"As the people of the Middle East struggle for their first taste of democracy, Indians are working overtime to degrade the democratic institutions that their forebears built and which have now seen us through 65 testing years of independence," historian Ramachandra Guha writes in a compelling essay for the donation-worthy India Together web site.

So far this term, legislators have paralyzed the parliament, not with debate, but with chaotic tantrums.  In an effort to embarrass Prime Minister Manmohan Singh's Congress party, however, they've accomplished something much more dire -- they've shown that the institutions of India's government are themselves not worthy of respect, that rules are there only to be flouted, and that arbitrariness is to be valued above all.  How else can you explain the arrogant willingness to achieve nothing but waste time, when India has so many compelling problems?

Guha writes:

As this column goes to press, Parliament has been stalled for a whole week. And this is nothing new. Fully 22 per cent of the time of the 14th Lok Sabha was lost due to disruptions. Newspaper reports often flag the short-term financial costs - .17 DAYS OF PARLIAMENT DEADLOCK COST THE NATION Rs 132 CRORES. ran one headline in 2010 -but there are more serious long-term effects. These consist in the delay of the passing of bills crucial to the better functioning of government, to faster and more inclusive economic growth, and to enhancing the provision of social services.

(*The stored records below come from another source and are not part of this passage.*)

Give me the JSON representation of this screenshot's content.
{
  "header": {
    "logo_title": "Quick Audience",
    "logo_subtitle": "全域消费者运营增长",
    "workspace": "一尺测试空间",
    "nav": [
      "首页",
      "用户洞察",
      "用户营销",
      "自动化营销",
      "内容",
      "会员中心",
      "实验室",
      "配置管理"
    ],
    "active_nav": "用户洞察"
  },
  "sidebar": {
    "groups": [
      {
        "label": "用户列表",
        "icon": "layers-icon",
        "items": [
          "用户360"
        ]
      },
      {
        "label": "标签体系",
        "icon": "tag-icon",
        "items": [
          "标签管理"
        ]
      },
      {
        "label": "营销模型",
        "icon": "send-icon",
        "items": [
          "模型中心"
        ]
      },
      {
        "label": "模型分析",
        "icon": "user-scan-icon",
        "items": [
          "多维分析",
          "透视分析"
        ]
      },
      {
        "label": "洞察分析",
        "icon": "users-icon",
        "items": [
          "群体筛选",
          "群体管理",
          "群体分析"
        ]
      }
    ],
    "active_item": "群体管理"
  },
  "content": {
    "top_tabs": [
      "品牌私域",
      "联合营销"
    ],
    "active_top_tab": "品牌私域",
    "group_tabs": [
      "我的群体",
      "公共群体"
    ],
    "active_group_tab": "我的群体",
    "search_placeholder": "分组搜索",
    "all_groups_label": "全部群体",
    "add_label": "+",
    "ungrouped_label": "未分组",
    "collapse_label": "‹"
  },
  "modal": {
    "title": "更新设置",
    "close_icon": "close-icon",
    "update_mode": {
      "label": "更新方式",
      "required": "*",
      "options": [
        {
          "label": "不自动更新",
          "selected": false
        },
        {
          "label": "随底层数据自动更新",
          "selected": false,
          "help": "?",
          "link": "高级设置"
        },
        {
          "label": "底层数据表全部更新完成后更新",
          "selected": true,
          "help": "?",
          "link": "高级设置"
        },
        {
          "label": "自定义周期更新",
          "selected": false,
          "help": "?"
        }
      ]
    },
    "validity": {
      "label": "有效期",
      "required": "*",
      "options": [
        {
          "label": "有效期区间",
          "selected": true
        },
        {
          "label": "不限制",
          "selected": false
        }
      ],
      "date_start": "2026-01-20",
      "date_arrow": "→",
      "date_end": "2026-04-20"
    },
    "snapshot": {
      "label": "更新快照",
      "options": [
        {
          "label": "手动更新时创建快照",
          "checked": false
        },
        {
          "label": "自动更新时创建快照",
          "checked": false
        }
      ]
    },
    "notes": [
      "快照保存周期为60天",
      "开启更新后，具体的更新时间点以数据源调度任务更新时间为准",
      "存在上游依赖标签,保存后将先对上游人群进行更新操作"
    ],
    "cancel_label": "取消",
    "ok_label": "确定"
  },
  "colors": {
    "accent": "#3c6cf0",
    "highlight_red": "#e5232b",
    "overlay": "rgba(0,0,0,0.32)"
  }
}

The culprit is unrestrained partisanism, in which the various political parties (and outside players, too) will stop at nothing -- even derailing the nation and its institutions -- for their own short-term gains.  Hence, the BJP shuts down the government because the Congress has dared to implement a policy that the BJP itself sought to implement when it was last in government.  Or the Congress excludes even a single Opposition member from talks about arguably the most important bill of recent years -- the anti-corruption ombudsman suggested by Anna Hazare.

The question is, can India's political parties pull back from the brink, and again take up the business of running the nation?  Or will they continue to see only to party business?

 

http://www.globalpost.com/dispatches/globalpost-blogs/the-rice-bowl/indias-democracy-thriving-or-flailing